When the auction ended, Blakely realized she had failed to meet the minimum sale price and lost the dress. But later that day she got an e-mail from someone offering to sell her the dress at the price she had bid. "I was just ecstatic. I just couldn't believe it. I just wanted to get the dress in my hands. It was a dream come true," Blakely says. Although Blakely had a PayPal account, the person who contacted her claimed his own account had been hacked, so he asked Blakely to wire him the money instead.
Sid says many people are conned on auction sites in the same way as Blakely. "Once you leave the confines of eBay, you're kind of on your own," he says.
Rob Chestnut, who heads up eBay's fraud unit, says that's exactly what users should avoid. "Our security teams are working to keep the site itself safe, so the first thing [scammers] want to do is try to drag you away from the secure environment and get you off where they can communicate directly with you," Rob says.
Get eBay's top five online safety tips.
Although Blakely paid a con artist for a dress she never received, her story does have a happy ending. "Monique Lhuillier heard my story, and because they believe in happy endings at Monique, they sent me the dress," Blakely says.
"It's always an urgent call to action [such as], 'We've lost your information,' or 'We regret to inform you your account needs to be updated and you'll be suspended if you don't act.' That's a sense of urgency, and they always want you to click on a link in the e-mail," Rob says.
Rob says that eBay and PayPal will never send you an e-mail asking for a password, personal information or an account update. "Most responsible companies won't do that. You don't communicate securely by e-mail because of these sorts of risks," Rob says. If a company does need to contact you for some reason, Rob says, it will get to you when you sign onto its own website.
"The key to remember in these sorts of situations [is] treat e-mails like strangers," Rob says. "Just as you wouldn't give this kind of information to a stranger who knocked on your door, look at an e-mail like this." He says if you do get a suspicious e-mail, do not click on any links and delete the message.
- Be suspicious of any e-mail that comes from a company but has a Yahoo or a Hotmail address, instead of the company's address.
- Be suspicious of correspondence asking you for money.
- If you take a check to the bank, make sure you wait until the bank hears that the funds have been collected. Do not just let them tell you the check has cleared.
"I know we're going to get a letter from somebody saying that Nigeria has a lot of wonderful people.

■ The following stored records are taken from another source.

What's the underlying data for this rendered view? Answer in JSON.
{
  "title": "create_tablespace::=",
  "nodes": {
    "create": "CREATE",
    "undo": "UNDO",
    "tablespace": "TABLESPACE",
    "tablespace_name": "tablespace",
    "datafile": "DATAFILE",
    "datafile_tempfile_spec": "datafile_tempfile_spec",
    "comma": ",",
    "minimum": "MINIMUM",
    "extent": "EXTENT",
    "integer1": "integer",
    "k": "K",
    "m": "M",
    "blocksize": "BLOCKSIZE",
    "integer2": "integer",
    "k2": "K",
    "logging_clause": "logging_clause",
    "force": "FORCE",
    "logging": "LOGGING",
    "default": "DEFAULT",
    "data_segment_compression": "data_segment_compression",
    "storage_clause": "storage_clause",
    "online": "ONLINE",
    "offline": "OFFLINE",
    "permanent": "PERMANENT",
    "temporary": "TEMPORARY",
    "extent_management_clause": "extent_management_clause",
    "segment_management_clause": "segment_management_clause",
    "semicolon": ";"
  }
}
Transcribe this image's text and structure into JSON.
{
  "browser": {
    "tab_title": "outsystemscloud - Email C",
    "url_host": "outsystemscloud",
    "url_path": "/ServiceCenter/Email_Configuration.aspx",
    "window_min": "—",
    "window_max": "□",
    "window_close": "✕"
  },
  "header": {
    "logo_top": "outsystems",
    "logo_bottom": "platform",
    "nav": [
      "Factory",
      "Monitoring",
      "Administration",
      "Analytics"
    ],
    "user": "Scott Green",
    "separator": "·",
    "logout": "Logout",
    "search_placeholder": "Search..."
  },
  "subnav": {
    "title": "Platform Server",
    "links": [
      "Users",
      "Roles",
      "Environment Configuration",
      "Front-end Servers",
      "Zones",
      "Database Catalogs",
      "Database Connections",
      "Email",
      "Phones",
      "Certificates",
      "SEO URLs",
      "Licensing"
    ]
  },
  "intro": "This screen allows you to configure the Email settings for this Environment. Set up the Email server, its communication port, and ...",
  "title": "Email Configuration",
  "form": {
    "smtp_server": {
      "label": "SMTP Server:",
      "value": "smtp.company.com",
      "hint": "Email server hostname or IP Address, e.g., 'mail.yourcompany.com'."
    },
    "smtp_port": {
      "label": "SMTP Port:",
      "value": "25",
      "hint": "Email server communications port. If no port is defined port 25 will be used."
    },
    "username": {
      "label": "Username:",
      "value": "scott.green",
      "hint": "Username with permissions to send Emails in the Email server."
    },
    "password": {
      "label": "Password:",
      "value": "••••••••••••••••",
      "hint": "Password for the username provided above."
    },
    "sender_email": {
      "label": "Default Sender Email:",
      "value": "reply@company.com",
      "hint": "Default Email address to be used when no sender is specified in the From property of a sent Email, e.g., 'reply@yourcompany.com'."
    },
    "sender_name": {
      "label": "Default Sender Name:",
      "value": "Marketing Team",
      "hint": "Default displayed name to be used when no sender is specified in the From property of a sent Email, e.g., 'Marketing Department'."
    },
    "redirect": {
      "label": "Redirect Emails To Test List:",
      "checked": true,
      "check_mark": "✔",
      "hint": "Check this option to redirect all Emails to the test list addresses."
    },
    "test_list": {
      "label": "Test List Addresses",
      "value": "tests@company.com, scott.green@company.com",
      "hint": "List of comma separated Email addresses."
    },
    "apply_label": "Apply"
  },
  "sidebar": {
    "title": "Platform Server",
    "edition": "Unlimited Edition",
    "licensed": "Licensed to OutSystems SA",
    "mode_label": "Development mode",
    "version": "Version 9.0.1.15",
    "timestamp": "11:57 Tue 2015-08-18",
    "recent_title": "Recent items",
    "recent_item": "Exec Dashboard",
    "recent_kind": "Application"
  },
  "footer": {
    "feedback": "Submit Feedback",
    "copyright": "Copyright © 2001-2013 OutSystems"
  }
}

You don't have to send the letter," Oprah says. "We already know that. We're just talking about this particular scam that's going on. We're not talking about the entire country and everybody in the country."